Police have now reportedly announced that two cameramen, Javier Canales and Alejandro Hernandez, were freed over the weekend while another journalist, Hector Gordoa, was freed on Friday. It remains unclear whether the three men were released by their captors or rescued by security forces.
Reporters Without Borders said the country is one of the deadliest in the world for journalists.
We are very relieved to learn to learn that cameramen Jaime Canales of TV Milenio and Alejandro Hernández of Televisa have been freed and our thoughts are with reporter Oscar Solís of El Vespertino, who is still being held. The war between the drug cartels and the authorities is wreaking havoc in Mexico and journalists are being targeted with increasing frequency. Those responsible for killing journalists take advantage of the prevailing impunity, which is fuelling the violence.
A total of 67 journalists have been killed in Mexico since 2000 and 11 have gone missing since 2003. In the 2009 Reporters Without Borders press freedom index, Mexico was ranked 137th out of 175 countries.
More tragic news from Mexico: “Police found the remains of Radio Linea Directa crime reporter Jose Luis Romero wrapped in a black bag near Los Mochis city, in Sinaloa province, on Saturday,” reports the International Press Institute (IPI).

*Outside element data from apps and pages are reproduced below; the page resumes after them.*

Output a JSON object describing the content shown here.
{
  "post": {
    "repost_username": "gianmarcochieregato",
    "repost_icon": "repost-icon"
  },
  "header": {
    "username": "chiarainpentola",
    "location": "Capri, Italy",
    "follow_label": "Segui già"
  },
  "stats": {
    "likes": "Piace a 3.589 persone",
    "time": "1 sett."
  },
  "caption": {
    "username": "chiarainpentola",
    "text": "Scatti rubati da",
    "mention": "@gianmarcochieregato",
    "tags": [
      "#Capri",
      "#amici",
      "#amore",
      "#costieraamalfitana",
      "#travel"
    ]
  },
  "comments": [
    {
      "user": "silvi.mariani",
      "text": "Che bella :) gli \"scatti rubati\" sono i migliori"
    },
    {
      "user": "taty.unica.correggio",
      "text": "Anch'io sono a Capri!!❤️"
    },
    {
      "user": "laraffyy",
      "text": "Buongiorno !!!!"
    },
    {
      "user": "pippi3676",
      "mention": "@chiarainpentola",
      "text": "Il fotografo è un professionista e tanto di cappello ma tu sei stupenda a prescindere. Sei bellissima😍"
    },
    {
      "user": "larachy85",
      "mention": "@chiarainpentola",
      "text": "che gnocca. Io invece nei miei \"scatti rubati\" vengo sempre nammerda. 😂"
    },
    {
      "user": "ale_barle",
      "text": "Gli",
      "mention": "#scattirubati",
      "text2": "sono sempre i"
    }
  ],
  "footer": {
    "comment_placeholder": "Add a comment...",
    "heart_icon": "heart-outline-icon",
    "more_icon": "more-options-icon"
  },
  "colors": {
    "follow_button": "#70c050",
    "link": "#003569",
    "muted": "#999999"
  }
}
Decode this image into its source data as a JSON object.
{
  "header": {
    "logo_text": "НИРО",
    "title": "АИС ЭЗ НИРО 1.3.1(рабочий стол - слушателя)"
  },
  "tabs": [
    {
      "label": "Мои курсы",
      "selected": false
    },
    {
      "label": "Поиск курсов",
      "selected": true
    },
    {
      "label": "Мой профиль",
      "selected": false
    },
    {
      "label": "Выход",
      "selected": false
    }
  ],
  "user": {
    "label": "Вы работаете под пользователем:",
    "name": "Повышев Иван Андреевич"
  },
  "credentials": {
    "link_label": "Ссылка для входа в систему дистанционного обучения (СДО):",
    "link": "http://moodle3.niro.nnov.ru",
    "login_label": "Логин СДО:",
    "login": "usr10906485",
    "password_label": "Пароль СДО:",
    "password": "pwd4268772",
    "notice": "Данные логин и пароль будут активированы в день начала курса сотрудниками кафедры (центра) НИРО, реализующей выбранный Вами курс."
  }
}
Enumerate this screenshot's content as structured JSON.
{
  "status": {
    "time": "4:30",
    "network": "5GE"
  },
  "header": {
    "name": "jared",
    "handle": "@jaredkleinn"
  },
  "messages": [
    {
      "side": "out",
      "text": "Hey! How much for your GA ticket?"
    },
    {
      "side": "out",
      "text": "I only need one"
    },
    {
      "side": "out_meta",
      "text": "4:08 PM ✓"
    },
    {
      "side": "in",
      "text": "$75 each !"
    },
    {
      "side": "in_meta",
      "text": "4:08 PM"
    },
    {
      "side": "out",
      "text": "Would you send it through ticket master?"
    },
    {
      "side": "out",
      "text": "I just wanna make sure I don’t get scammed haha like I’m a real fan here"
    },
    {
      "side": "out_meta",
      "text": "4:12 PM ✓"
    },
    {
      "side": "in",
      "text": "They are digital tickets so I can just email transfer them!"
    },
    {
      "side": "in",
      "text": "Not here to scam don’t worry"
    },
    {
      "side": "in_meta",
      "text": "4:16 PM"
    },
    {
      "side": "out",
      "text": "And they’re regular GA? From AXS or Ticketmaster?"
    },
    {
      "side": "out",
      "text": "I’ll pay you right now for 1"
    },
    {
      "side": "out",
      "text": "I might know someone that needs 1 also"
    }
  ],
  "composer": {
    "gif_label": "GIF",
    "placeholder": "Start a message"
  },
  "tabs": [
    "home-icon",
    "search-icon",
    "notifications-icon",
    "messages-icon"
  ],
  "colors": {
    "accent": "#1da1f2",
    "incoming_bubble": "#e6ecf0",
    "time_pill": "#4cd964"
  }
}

Bullet wounds were found in his head and shoulder, and his hands and leg were broken, news reports said. On 30 December, Romero was abducted at gunpoint from a restaurant in Los Mochis, according to the Associated Press (AP). The chief investigator into the kidnapping was murdered a few hours later. Romero’s body was found by a highway near Los Mochis.
Full story at this link…
A sobering piece on GlobalPost.com that rounds up the violence against journalists in the last year:
According to a tally by El Universal, the country’s top-selling newspaper, 12 reporters, photographers, editors and radio hosts have been slain this year – two more than in the previous worst year of 2006. The deaths – all of Mexicans working for local media – make the country the most dangerous for the trade in the Western hemisphere.
One major problem is that Mexican authorities have been so overwhelmed with violent attacks on their own officials, protecting journalists has become a low priority. In the last 18 months, more than 1,000 police, soldiers, judges and other agents have been slain in execution style hits and abductions.
Full post at this link…
Norberto Miranda Madrid, a Mexican journalist, was shot dead in his newsroom on Wednesday night.
The AP reports, in a news piece about the identification of a new point man in the Mexican drug war, that at least five gunmen entered the newsroom in Nuevo Casas Grandes and killed the 54 year old journalist in front of his colleagues.
Norberto Miranda Madrid was director and wrote a crime and politics column at the news website Radio Vision Casas Grandes, said Chihuahua state attorney general’s spokesman, Vladimir Tuexi.
Miranda wrote several newspaper columns, worked as a correspondent for El Heraldo newspaper and for a radio station, reports the Knight Center for Journalism in the Americas.
The International Press Institute, based in Vienna, has called upon the Mexican authorities to ‘act immediately to stem the systematic killing of reporters’ following the murder of radio journalist Juan Daniel Martínez Gil near Acapulco July 27.
At least three other journalists have been killed this year in Mexico alone, the organisation reports.
“Some critical journalists who ‘disappear’ in Mexico are never found – they are presumed to have been kidnapped and possibly murdered.”
Full release at this link…
More details about the brutal murder reported by the Associated Press at this link.